Brianna Campbell / The Collegian Online
A professor, playwright, director, Pulitzer Prize nominee, winner of various awards and honors: the resume of California State University, Fresno’s Dr. Edward EmanuEl stretches endlessly. Yet, this semester
will feature his final effort on a faculty that he has served for decades.
EmanuEl will partially retire at the end of this semester with a bang. He directs his final production in the John Wright Theatre, “The Resistible Rise of Arturo Ui: The Gangster Play,” a clash of 1930s, fedora wearing gangsters brandishing wood cut-out guns and dancing, stiletto-clad chorus girls.
EmanuEl arrived at Fresno State in the fall of 1969. His 40-year-long career spans 80 academic semesters, not counting summer sessions. A typical four-year student would spend only eight semesters at Fresno State.
EmanuEl’s achievements are vast. This year alone, he received Fresno State’s Provost Award for Teaching Excellence and Creative Activity. He has been awarded international honors for his playwriting and has guest directed in countries across the globe.
A spotlight summary on the theatre arts Web site estimates that EmanuEl impacted some 22,000 students through the acting and directing, dramatic literature, theatre history, screenwriting and drama appreciation courses he taught — the equivalent of the total number of students currently attending Fresno State.
Despite retiring as the director, EmanuEl will continue to be a professor on campus, Ashley Nathanson-Rossette, theatre arts major as well as assistant costume director for “The Resistible Rise of Arturo Ui” said. “He will be missed,” Nathanson-Rossette who took dramatic literature with EmanuEl said. “He’s a fascinating guy and a fun teacher,” she explained.
EmanuEl’s “fascinating” and “fun” characteristics can be seen on opening night, Dec. 4, through his interpretation of the play, written by Bertolt Brecht.
With sleeves rolled, EmanuEl gathered his student cast, asking, “The essence of a show is?” To which they responded emphatically in unison, “Communication!”
The actors’ costumes and props, consisting of wooden guns, red silk scarves representing blood, fedoras, gloves, etc served as secondary methods of attention getting, EmanuEl explained to the cast.

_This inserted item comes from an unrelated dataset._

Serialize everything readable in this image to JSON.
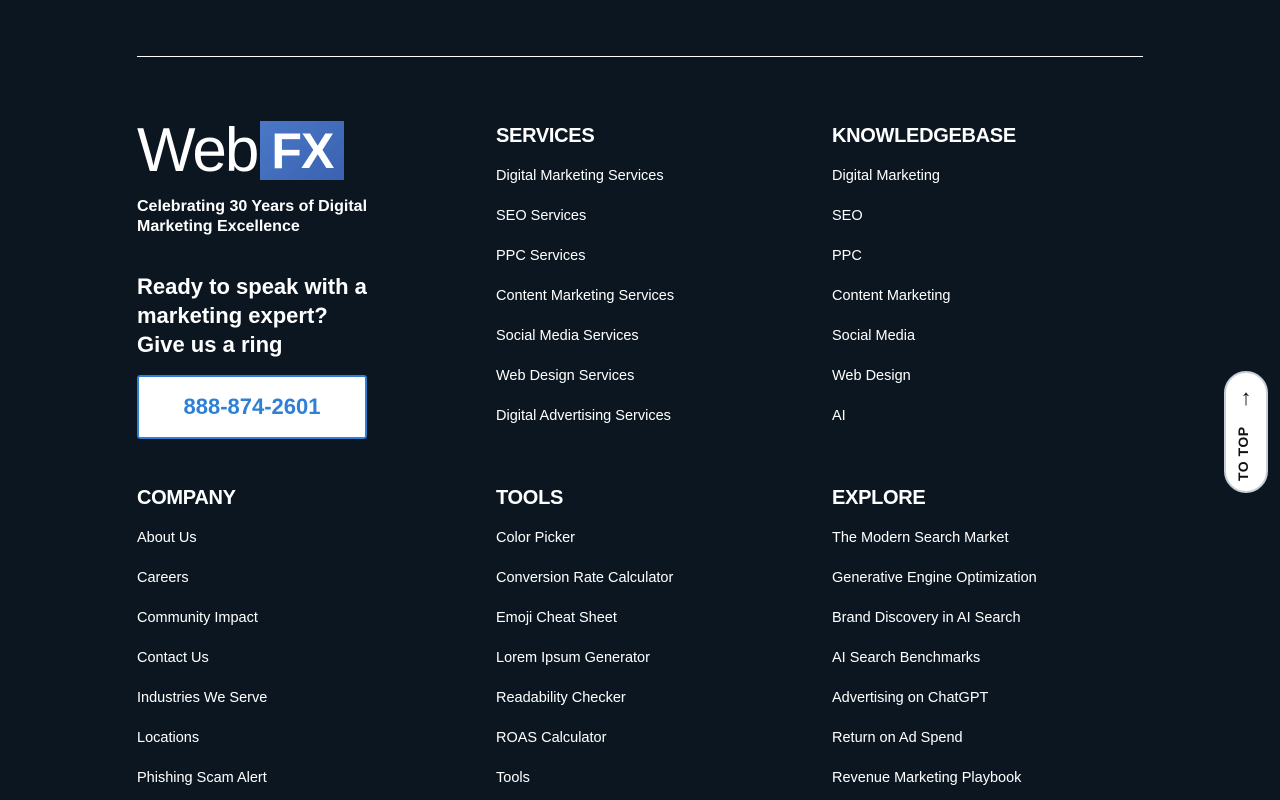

The primary way to engage the audience, he continued, ought to be by communicating the story through their expressions.
“He likes taking risks,” Terry Miller, fellow long-time theatre faculty said of his colleague. “He’s fearless in taking on big, complicated projects.” Confirming that statement, EmanuEl’s cast is comprised of more than 20 students, all onstage throughout the duration of the play.
“I love this cast and the production,” EmanuEl explained. “Whether anybody else will or not remains to be seen.”
In regards to the final show being his favorite, EmanuEl said in all honestly, “Every show I direct is my favorite.”
“He’ll do some teaching in retirement, so general education students will still enjoy the expertise, humor and enormous energy that have made his Drama 62 class a favorite,” Miller said. “Those qualities will be missed by our majors, though.” Miller feels that EmanuEl’s impact on the theatre department both as a director and as an instructor will not quickly be forgotten. “Literally and figuratively, he will leave big shoes to fill,” Miller said.